> [What you have to do] Filter the material below down to the lines containing the word "mention".

> [Records supplied]
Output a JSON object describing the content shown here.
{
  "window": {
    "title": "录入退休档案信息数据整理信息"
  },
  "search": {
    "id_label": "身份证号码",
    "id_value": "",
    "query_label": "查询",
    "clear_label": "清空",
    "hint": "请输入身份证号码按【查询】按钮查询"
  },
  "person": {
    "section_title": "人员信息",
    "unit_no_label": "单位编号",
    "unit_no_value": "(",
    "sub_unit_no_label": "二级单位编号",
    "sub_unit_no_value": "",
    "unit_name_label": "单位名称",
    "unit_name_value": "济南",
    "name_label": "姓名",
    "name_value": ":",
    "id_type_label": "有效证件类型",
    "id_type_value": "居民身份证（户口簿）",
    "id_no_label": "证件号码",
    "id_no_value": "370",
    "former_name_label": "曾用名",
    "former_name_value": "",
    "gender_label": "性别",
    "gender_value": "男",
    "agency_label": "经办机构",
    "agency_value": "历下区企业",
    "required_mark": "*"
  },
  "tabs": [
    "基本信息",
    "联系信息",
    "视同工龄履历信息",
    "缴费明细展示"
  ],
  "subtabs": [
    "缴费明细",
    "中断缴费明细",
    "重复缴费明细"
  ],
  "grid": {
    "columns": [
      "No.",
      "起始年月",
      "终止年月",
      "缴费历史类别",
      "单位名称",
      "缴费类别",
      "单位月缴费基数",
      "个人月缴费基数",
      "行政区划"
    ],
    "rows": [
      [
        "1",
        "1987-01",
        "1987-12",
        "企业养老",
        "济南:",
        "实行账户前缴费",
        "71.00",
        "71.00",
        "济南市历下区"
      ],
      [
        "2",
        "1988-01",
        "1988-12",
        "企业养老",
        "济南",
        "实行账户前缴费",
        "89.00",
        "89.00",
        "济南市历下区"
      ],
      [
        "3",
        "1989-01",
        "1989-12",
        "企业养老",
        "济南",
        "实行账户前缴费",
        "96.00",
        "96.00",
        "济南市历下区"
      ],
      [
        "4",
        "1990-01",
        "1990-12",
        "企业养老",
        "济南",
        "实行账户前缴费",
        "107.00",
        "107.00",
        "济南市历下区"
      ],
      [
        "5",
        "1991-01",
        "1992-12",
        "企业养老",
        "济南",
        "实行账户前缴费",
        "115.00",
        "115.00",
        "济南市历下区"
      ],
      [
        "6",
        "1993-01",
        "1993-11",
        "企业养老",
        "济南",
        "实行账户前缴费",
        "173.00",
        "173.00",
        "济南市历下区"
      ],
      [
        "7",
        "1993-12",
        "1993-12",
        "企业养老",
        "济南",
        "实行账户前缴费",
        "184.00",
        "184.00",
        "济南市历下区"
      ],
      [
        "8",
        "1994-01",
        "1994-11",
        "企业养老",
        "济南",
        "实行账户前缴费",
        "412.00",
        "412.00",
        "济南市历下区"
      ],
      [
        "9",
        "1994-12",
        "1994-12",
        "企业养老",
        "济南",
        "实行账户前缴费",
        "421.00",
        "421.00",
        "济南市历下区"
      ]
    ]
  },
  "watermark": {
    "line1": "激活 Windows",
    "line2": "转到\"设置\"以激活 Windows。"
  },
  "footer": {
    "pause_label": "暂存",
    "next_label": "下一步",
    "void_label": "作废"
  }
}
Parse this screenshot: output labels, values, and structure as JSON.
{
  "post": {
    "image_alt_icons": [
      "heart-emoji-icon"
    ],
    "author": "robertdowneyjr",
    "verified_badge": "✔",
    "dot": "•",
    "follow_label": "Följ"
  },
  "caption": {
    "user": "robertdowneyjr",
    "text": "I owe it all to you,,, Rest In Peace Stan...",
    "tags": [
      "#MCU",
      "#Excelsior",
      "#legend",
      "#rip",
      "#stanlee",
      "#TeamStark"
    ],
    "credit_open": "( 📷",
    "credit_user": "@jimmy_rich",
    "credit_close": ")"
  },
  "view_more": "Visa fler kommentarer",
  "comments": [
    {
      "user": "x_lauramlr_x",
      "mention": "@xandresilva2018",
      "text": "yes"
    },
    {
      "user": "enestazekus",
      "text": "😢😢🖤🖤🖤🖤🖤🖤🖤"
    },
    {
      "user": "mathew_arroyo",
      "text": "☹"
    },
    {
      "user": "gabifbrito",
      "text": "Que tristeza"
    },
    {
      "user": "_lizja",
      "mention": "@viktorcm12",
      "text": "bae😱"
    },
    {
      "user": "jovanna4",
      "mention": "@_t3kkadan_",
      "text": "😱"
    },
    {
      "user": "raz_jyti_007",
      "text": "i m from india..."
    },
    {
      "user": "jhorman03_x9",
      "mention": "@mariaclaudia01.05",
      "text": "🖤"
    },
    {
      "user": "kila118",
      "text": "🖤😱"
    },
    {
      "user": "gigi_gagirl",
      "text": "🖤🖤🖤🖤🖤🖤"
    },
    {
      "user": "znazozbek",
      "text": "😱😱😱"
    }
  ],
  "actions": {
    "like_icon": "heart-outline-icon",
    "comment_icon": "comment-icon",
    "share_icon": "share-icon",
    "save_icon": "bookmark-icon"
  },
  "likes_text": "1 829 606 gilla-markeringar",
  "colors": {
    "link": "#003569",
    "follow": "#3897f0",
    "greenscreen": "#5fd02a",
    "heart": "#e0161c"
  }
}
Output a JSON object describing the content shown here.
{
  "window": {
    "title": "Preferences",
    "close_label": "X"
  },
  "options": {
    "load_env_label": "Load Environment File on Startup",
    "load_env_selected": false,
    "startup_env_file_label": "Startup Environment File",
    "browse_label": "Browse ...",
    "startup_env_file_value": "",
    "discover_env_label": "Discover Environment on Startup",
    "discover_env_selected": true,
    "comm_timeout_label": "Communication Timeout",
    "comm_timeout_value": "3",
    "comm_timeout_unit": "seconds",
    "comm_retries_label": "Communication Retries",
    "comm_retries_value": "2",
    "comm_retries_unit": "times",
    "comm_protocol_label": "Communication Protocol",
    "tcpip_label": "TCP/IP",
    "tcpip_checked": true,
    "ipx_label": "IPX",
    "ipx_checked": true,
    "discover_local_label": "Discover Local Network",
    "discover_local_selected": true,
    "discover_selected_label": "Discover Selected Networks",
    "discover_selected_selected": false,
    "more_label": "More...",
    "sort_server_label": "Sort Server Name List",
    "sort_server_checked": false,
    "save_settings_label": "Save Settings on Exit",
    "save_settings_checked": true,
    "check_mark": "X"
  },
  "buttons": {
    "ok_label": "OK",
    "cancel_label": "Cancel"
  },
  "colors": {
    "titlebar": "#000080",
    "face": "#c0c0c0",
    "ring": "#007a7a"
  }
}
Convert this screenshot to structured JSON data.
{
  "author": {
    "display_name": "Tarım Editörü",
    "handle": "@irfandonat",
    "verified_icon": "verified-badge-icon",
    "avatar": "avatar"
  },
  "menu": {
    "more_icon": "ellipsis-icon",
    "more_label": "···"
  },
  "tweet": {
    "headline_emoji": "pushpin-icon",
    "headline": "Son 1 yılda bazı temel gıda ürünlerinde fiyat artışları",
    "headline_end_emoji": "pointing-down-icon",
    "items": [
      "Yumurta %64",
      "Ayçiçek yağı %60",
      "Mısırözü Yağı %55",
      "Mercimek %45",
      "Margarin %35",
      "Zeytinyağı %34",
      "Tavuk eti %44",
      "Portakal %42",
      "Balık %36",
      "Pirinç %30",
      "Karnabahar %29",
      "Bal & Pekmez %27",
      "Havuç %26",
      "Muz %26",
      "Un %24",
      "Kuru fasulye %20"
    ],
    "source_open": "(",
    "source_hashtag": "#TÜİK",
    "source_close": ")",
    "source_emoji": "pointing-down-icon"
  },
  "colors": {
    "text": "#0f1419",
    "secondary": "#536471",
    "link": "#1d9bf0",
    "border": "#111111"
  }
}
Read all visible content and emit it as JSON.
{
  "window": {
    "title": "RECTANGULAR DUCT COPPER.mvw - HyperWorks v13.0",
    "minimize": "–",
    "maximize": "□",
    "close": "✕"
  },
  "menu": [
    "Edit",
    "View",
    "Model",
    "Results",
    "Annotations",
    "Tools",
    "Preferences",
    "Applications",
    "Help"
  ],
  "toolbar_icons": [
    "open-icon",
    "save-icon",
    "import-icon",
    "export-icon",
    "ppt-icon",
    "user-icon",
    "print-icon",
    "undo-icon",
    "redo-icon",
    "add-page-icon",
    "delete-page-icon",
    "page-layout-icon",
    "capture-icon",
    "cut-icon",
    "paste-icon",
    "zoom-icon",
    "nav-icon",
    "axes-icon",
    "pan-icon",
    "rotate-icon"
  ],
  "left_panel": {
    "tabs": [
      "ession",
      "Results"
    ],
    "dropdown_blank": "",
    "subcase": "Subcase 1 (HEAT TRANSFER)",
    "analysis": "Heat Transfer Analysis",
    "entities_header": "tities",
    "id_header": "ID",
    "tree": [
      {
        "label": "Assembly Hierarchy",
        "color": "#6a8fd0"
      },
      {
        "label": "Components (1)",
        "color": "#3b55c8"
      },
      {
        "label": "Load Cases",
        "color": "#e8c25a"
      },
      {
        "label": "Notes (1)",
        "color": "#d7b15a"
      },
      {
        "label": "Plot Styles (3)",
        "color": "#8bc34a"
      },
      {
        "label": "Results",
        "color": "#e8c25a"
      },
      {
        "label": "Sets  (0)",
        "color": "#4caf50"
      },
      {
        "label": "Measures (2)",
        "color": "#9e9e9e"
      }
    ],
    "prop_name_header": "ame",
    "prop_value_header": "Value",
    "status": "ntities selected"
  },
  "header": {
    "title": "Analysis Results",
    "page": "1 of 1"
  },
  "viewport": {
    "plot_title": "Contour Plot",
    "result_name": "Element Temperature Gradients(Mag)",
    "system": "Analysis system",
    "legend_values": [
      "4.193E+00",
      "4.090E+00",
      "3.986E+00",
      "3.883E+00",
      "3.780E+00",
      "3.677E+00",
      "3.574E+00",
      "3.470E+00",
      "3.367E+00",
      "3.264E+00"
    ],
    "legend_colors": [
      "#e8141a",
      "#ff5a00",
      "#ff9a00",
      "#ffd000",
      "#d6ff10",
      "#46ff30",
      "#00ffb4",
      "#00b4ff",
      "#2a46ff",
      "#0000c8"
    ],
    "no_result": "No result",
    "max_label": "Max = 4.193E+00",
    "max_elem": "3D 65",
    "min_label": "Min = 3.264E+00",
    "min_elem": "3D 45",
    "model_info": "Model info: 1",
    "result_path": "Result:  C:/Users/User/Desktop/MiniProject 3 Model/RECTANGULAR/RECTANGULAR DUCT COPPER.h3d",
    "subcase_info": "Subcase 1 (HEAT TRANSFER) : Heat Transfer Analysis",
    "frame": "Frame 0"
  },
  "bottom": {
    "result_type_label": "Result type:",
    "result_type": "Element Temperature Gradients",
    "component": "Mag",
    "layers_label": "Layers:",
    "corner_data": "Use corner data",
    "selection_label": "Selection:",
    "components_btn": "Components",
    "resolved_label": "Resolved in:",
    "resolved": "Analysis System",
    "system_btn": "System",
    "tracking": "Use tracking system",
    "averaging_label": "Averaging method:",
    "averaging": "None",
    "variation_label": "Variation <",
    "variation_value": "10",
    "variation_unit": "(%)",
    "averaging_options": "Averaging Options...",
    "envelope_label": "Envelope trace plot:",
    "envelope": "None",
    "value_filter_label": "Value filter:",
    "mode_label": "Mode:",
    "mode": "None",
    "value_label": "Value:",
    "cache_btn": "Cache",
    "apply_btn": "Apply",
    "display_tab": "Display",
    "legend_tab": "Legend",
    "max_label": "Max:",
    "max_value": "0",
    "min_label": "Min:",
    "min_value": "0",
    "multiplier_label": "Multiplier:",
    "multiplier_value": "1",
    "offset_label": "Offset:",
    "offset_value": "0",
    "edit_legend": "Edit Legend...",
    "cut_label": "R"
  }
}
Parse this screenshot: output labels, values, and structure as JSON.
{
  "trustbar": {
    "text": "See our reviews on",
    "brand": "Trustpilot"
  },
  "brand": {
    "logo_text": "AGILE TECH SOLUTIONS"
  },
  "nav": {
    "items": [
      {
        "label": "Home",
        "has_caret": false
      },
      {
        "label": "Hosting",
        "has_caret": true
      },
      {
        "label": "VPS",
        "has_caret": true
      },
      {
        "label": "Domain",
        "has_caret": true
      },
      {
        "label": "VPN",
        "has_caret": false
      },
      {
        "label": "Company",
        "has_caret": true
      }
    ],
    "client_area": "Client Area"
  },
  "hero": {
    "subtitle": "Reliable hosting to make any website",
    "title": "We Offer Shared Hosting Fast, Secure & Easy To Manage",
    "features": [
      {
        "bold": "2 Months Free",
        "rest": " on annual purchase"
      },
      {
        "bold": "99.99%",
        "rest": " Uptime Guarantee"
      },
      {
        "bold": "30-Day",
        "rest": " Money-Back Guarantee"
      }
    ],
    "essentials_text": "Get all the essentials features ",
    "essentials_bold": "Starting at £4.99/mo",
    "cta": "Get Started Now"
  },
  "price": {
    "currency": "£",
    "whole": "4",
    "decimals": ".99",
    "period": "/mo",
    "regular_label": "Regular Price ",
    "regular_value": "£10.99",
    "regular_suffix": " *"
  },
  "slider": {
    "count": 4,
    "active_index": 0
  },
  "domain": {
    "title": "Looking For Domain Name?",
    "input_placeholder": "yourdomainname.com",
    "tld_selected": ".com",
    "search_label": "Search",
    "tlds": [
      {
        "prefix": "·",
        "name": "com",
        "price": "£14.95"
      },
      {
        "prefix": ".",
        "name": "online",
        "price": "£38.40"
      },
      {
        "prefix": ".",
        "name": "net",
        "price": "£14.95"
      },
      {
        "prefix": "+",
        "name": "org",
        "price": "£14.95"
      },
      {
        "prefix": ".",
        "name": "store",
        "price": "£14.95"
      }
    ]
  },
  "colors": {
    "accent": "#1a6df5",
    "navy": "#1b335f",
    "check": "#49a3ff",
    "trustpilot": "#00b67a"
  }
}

> [Answer box]
      "mention": "@xandresilva2018",
      "mention": "@viktorcm12",
      "mention": "@_t3kkadan_",
      "mention": "@mariaclaudia01.05",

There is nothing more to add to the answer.